(Dataset rows for apps and sites)
┌──
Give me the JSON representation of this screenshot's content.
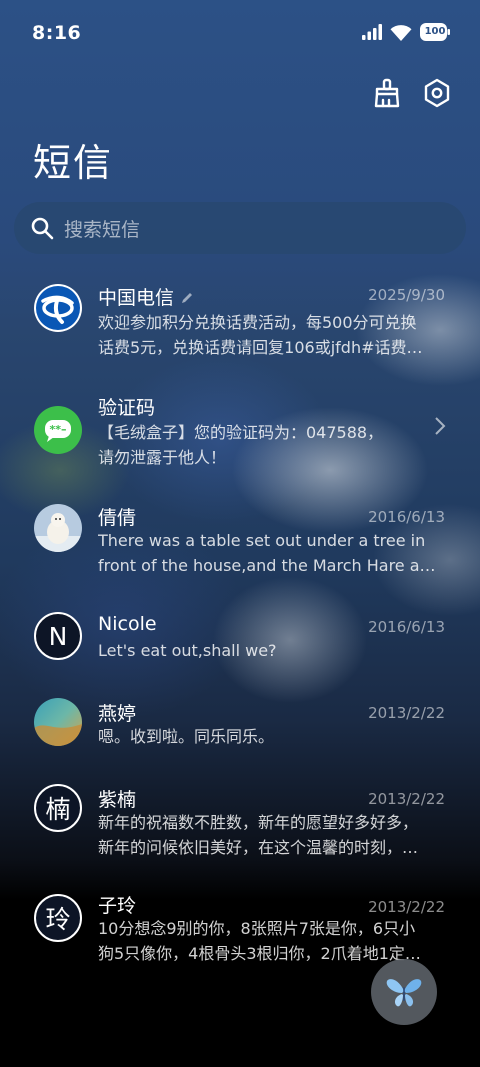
{
  "status_bar": {
    "time": "8:16",
    "battery": "100"
  },
  "header": {
    "title": "短信",
    "clean_icon": "broom-icon",
    "settings_icon": "hexagon-gear-icon"
  },
  "search": {
    "placeholder": "搜索短信"
  },
  "conversations": [
    {
      "name": "中国电信",
      "date": "2025/9/30",
      "preview_line1": "欢迎参加积分兑换话费活动，每500分可兑换",
      "preview_line2": "话费5元，兑换话费请回复106或jfdh#话费…"
    },
    {
      "name": "验证码",
      "date": "",
      "preview_line1": "【毛绒盒子】您的验证码为：047588，",
      "preview_line2": "请勿泄露于他人！"
    },
    {
      "name": "倩倩",
      "date": "2016/6/13",
      "preview_line1": "There was a table set out under a tree in",
      "preview_line2": "front of the house,and the March Hare an…"
    },
    {
      "name": "Nicole",
      "avatar_letter": "N",
      "date": "2016/6/13",
      "preview_line1": "Let's eat out,shall we?",
      "preview_line2": ""
    },
    {
      "name": "燕婷",
      "date": "2013/2/22",
      "preview_line1": "嗯。收到啦。同乐同乐。",
      "preview_line2": ""
    },
    {
      "name": "紫楠",
      "avatar_letter": "楠",
      "date": "2013/2/22",
      "preview_line1": "新年的祝福数不胜数，新年的愿望好多好多，",
      "preview_line2": "新年的问候依旧美好，在这个温馨的时刻，…"
    },
    {
      "name": "子玲",
      "avatar_letter": "玲",
      "date": "2013/2/22",
      "preview_line1": "10分想念9别的你，8张照片7张是你，6只小",
      "preview_line2": "狗5只像你，4根骨头3根归你，2爪着地1定…"
    }
  ],
  "colors": {
    "brand_blue": "#0a57b5",
    "sms_green": "#3cbf4a",
    "background_top": "#2c5186"
  }
}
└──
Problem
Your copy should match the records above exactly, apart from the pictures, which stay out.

Reply
Give me the JSON representation of this screenshot's content.
{
  "status_bar": {
    "time": "8:16",
    "battery": "100"
  },
  "header": {
    "title": "短信",
    "clean_icon": "broom-icon",
    "settings_icon": "hexagon-gear-icon"
  },
  "search": {
    "placeholder": "搜索短信"
  },
  "conversations": [
    {
      "name": "中国电信",
      "date": "2025/9/30",
      "preview_line1": "欢迎参加积分兑换话费活动，每500分可兑换",
      "preview_line2": "话费5元，兑换话费请回复106或jfdh#话费…"
    },
    {
      "name": "验证码",
      "date": "",
      "preview_line1": "【毛绒盒子】您的验证码为：047588，",
      "preview_line2": "请勿泄露于他人！"
    },
    {
      "name": "倩倩",
      "date": "2016/6/13",
      "preview_line1": "There was a table set out under a tree in",
      "preview_line2": "front of the house,and the March Hare an…"
    },
    {
      "name": "Nicole",
      "avatar_letter": "N",
      "date": "2016/6/13",
      "preview_line1": "Let's eat out,shall we?",
      "preview_line2": ""
    },
    {
      "name": "燕婷",
      "date": "2013/2/22",
      "preview_line1": "嗯。收到啦。同乐同乐。",
      "preview_line2": ""
    },
    {
      "name": "紫楠",
      "avatar_letter": "楠",
      "date": "2013/2/22",
      "preview_line1": "新年的祝福数不胜数，新年的愿望好多好多，",
      "preview_line2": "新年的问候依旧美好，在这个温馨的时刻，…"
    },
    {
      "name": "子玲",
      "avatar_letter": "玲",
      "date": "2013/2/22",
      "preview_line1": "10分想念9别的你，8张照片7张是你，6只小",
      "preview_line2": "狗5只像你，4根骨头3根归你，2爪着地1定…"
    }
  ],
  "colors": {
    "brand_blue": "#0a57b5",
    "sms_green": "#3cbf4a",
    "background_top": "#2c5186"
  }
}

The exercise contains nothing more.